Saturday, July 31, 2010

18th Sunday of Ordinary Time 2010: What's It's True Value?

The readings for the 18th Sunday of Ordinary time begin with words from the opening chapter of the Book of Ecclesiastes (twelve short chapters).  Who possesses any information or knowledge about the writing?  Few, I know for sure.  So, a little history lesson is in order before even attempting to see the relationship of the first reading to the others in today's liturgy.

Ecclesiastes is a Greek translation of a name Qoheleth.  It means, some suggest, "one who convokes an assembly.  Obviously the word ecclesiastical, for example, is something related to an assembly as the early church gatherings were called.  The book is not a collection of sermons or speeches.  It is a treatise on the vanity of all things.

What the writer hopes to convey to readers and hearers of his words relates to human life, "What's It All About, Alfie?"  What God had planned for each person coming into the world and for humanity as a whole, the writer suggests, is not all that clear.  Life has been described by the scripture commentators as enigmatic, too complex for the heart and mind of humankind.  Nothing seems to result in happiness.  Life is often overwhelmed by suffering regardless of one's financial status.  Living each day has one major gift to us:  monotony.  However, the writer does acknowledge that there is some good derived from what we find in our experience so long as we take time to offer thanks to our Creator.  Qoheleth believes that genuine wisdom can only be found by letting the light of faith enter the mind, heart and soul.

Naturally the writer suggests that divine retribution, a doctrine attempted by other Old Testament writers, may not look possible at the time he lived and wrote.  Nonetheless he seems to indicate that there will be a true understanding of that doctrine, divine retribution, when Jesus is teaching his followers and us about future life.

Qoheleth is understood as literary name for the writer.  Because he his writings exhibit teachings of popular wisdom, most people suspected that it was King Solomon who authored the book.  Qoheleth is called "David's son, king of Jerusalem."  This further led  people to suspect Solomon.  If nothing else, it afforded the writing greater standing in the community, in the assembly.  The style of Hebrew used in the book suggests that the composition occurred about three centuries before the birth of Jesus Christ.

The three reading for today's liturgy do carry a common theme.  Qoheleth, Paul and Jesus are calling us to remember that life is indeed a genuine challenge to us.  It is a challenge to human instinct to seek possessions, to seek honors, to build up a feathered nest, a personal kingdom.

In the gospel Jesus reminds his hearers "Take care to guard against all greed, for though one may be rich, one's life does not consist of possessions."  St. Paul writes to the Colossians "Put to death the parts of you that are earthly ...."  Qoheleth reminds his hearers "For what profit comes to man from all the toil and anxiety of heart with which he has labored under the sun?

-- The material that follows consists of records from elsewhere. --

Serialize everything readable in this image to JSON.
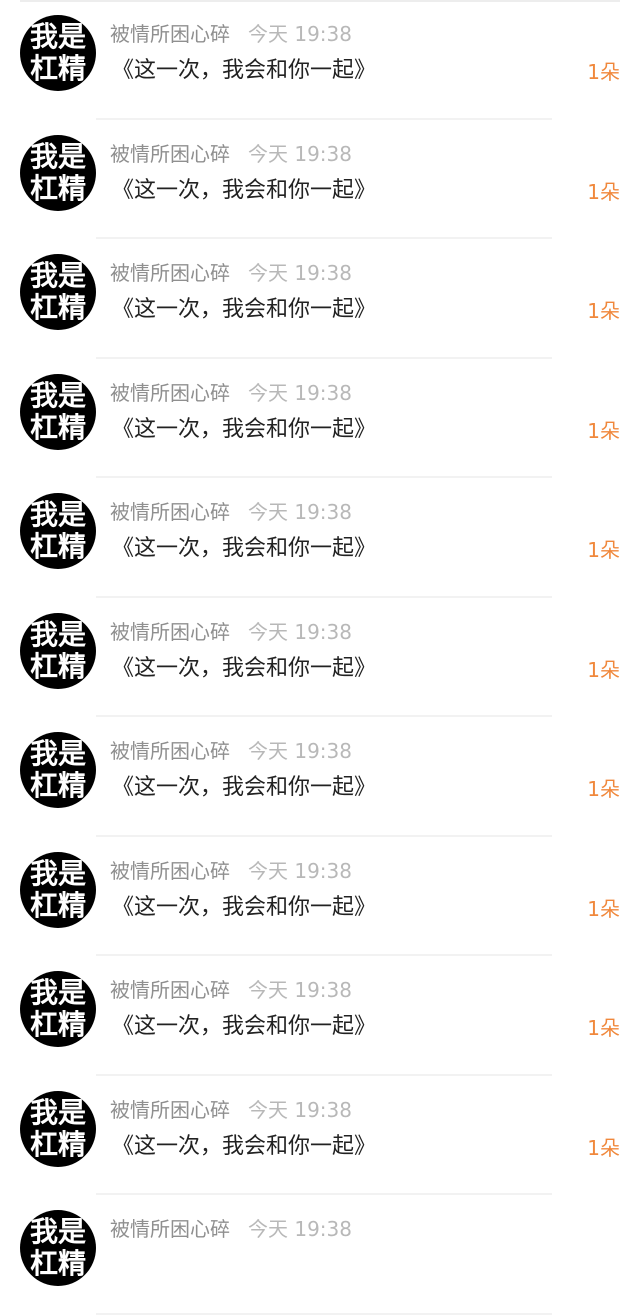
{
  "colors": {
    "avatar_background": "#000000",
    "avatar_text": "#ffffff",
    "name_text": "#8f8f8f",
    "time_text": "#b8b8b8",
    "message_text": "#222222",
    "count_text": "#f0883c"
  },
  "rows": [
    {
      "avatar_line1": "我是",
      "avatar_line2": "杠精",
      "name": "被情所困心碎",
      "time": "今天 19:38",
      "message": "《这一次，我会和你一起》",
      "count": "1朵"
    },
    {
      "avatar_line1": "我是",
      "avatar_line2": "杠精",
      "name": "被情所困心碎",
      "time": "今天 19:38",
      "message": "《这一次，我会和你一起》",
      "count": "1朵"
    },
    {
      "avatar_line1": "我是",
      "avatar_line2": "杠精",
      "name": "被情所困心碎",
      "time": "今天 19:38",
      "message": "《这一次，我会和你一起》",
      "count": "1朵"
    },
    {
      "avatar_line1": "我是",
      "avatar_line2": "杠精",
      "name": "被情所困心碎",
      "time": "今天 19:38",
      "message": "《这一次，我会和你一起》",
      "count": "1朵"
    },
    {
      "avatar_line1": "我是",
      "avatar_line2": "杠精",
      "name": "被情所困心碎",
      "time": "今天 19:38",
      "message": "《这一次，我会和你一起》",
      "count": "1朵"
    },
    {
      "avatar_line1": "我是",
      "avatar_line2": "杠精",
      "name": "被情所困心碎",
      "time": "今天 19:38",
      "message": "《这一次，我会和你一起》",
      "count": "1朵"
    },
    {
      "avatar_line1": "我是",
      "avatar_line2": "杠精",
      "name": "被情所困心碎",
      "time": "今天 19:38",
      "message": "《这一次，我会和你一起》",
      "count": "1朵"
    },
    {
      "avatar_line1": "我是",
      "avatar_line2": "杠精",
      "name": "被情所困心碎",
      "time": "今天 19:38",
      "message": "《这一次，我会和你一起》",
      "count": "1朵"
    },
    {
      "avatar_line1": "我是",
      "avatar_line2": "杠精",
      "name": "被情所困心碎",
      "time": "今天 19:38",
      "message": "《这一次，我会和你一起》",
      "count": "1朵"
    },
    {
      "avatar_line1": "我是",
      "avatar_line2": "杠精",
      "name": "被情所困心碎",
      "time": "今天 19:38",
      "message": "《这一次，我会和你一起》",
      "count": "1朵"
    },
    {
      "avatar_line1": "我是",
      "avatar_line2": "杠精",
      "name": "被情所困心碎",
      "time": "今天 19:38",
      "message": "",
      "count": ""
    }
  ]
}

What these writers are asking us to remember is this:  don't let possessions of whatever kind -- person, place or thing -- take up residence in your heart and soul.  Don't let yourself become the save to these possessions.